This year we have had a lot more women starting to visit our range and wanting to conceal carry. How awesome is that? It has me so excited to see women feel empowered! The most common question I get as is whether they should get a 9mm or a .380? As a prior law enforcement officer, I have always shot a 40 or a 9mm, so I have always answered 9mm without hesitation. After giving it, some thought and consideration, I felt I had given these ladies a disservice by not having firsthand experience with both cartridges. So, I took the time and did some hands-on research on this, and now I can better assist my new firearm-friendly ladies!

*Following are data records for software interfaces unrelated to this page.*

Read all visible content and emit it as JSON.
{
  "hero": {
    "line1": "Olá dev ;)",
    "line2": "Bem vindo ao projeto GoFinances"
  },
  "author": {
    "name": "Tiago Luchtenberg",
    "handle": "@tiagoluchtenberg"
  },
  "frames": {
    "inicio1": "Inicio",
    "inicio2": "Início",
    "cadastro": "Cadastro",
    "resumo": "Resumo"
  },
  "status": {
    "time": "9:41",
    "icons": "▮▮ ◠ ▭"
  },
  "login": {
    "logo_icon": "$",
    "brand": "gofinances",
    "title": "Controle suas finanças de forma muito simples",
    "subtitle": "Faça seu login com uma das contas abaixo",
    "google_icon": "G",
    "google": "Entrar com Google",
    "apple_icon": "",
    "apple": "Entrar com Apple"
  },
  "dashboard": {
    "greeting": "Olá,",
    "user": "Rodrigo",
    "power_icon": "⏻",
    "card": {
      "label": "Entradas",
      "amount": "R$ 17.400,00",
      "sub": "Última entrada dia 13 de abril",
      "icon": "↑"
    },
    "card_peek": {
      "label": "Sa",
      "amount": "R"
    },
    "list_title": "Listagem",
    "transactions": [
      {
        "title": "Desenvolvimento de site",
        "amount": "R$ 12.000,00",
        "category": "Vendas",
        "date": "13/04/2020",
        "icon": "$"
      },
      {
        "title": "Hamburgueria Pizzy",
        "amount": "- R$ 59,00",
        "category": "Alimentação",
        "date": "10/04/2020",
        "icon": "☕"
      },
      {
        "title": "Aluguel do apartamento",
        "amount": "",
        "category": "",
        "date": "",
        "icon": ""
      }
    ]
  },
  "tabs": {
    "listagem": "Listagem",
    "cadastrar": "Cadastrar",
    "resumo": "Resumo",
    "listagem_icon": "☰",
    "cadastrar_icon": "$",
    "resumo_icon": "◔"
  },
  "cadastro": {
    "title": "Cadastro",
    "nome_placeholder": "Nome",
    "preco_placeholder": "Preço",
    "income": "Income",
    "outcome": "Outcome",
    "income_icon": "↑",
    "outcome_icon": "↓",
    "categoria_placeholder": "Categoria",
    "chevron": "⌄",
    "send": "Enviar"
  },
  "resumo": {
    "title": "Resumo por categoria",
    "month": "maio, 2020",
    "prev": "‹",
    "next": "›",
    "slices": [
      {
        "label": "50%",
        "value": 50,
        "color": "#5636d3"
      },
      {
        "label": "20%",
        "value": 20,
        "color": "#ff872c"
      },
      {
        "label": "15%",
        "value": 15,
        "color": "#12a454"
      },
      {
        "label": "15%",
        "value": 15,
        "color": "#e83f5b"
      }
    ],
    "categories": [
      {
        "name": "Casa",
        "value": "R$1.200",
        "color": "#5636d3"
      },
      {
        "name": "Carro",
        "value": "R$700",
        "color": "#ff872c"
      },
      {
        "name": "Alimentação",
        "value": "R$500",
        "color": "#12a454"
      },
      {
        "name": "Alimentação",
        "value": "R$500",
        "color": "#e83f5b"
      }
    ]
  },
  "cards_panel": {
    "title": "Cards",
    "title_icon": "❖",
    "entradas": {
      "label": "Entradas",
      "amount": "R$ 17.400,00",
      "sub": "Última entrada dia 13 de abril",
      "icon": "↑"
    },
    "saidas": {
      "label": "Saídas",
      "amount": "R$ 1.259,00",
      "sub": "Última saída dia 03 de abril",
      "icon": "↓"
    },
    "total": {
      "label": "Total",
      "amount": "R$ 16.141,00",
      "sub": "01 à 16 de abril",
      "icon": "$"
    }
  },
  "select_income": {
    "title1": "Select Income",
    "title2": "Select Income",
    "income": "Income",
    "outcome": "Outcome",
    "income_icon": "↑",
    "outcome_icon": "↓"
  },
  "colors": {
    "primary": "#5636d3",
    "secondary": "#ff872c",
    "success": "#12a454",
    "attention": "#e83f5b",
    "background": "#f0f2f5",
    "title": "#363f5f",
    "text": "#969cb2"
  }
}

You can’t put a price on your own personal safety. I want to highlight the cost of your investment first. Let’s start with some basic comparisons between the two cartridges (the technical term for what most people call a bullet). When .380 started becoming popular it was cheaper. That was until the ammo scarcity happened. 9 mm was readily available, whereas the .380 was harder to find. Resulting in the 9mm currently being cheaper because everyone is overloaded with it. I anticipate it will return to being the more affordable round in the future. The cost of the firearms will greatly vary depending on which brand and model you use, but the .380 firearm will still come in cheaper on average.
The other comparison I want to quickly overview is the size. The .380 is shorter and lighter than its 9mm competition. There are a variety of weights available for each cartridge, and you will want to figure out what weight your firearm likes as you get more comfortable with it. The most common weight for a .380 cartridge is 90gr. The 9mm ranges from 115gr to 124gr. When you pick out your ammo, you will probably be overwhelmed by all the numbers; feel free to ask us questions! It’s a lot to take in. I still ask about some weights or types of ammo.
When a customer is ready to purchase their first firearm, I always ask, what are you buying this firearm for? The frequent response I get is, “I want to be prepared because I don’t feel safe going out.” That usually leads us to how they are going to carry. Here you have two options concealed or open carry. I always recommend carrying concealed, so your adversary wont have time to come up with ways to disarm you before they attack. Here is where I love the .380. They are typically smaller firearms, easier to conceal, and fit more comfortably than a 9mm. Some .380 firearms carry more rounds and remain light on your person. Being prepared and comfortable is a huge plus for me.
When carrying a 9mm, you typically carry a bigger gun. Manufacturers are coming out with smaller 9mm firearms, but I still feel that a .380 is more comfortable concealed carry. With that comparison being made, I want to touch on why I previously recommended the 9mm. The 9mm is a more potent round. It’s heavier and travels at a higher velocity. For me, that has always been a no-brainer. It’s more power to stop the threat attempting to cause me harm. Most law enforcement and military use the 9mm due to the nature of their work, but their secondary weapon they typically use is a .380.
Now that we have those basic things out of the way, let’s talk about how they perform. Before I go too far into this part of the blog, keep in mind I am writing this to educate women that are new to shooting and new to using a firearm. You want to be ready in case of an attack on you or your family. That in itself, will be a tough, heart-pounding situation that none of us want to find ourselves in; however, it does happen. The .380 is a smaller lighter-weight cartridge with less power resulting in it having significantly less recoil. Some studies show up to 94% less recoil. In a close proximity rapid-fire situation, it will give you more control and accuracy. However, as I stated before, the 9mm will hit much harder with the power behind it, but when you are in rapid-fire your accuracy can and will most likely drop. In these situations, how much you train and prepare for anything will ultimately determine your proficiency with the firearm.
Now that I have fully educated myself and have personal experience with both rounds, I feel confident when I answer my new guest with honest feedback. Ultimately, you can’t go wrong with either cartridge. It will all boil down to the customer, their comfortability and capability, and the training they want to put into their personal safety. The more you train for real-life situations and get comfortable with the firearm, the better you’ll be.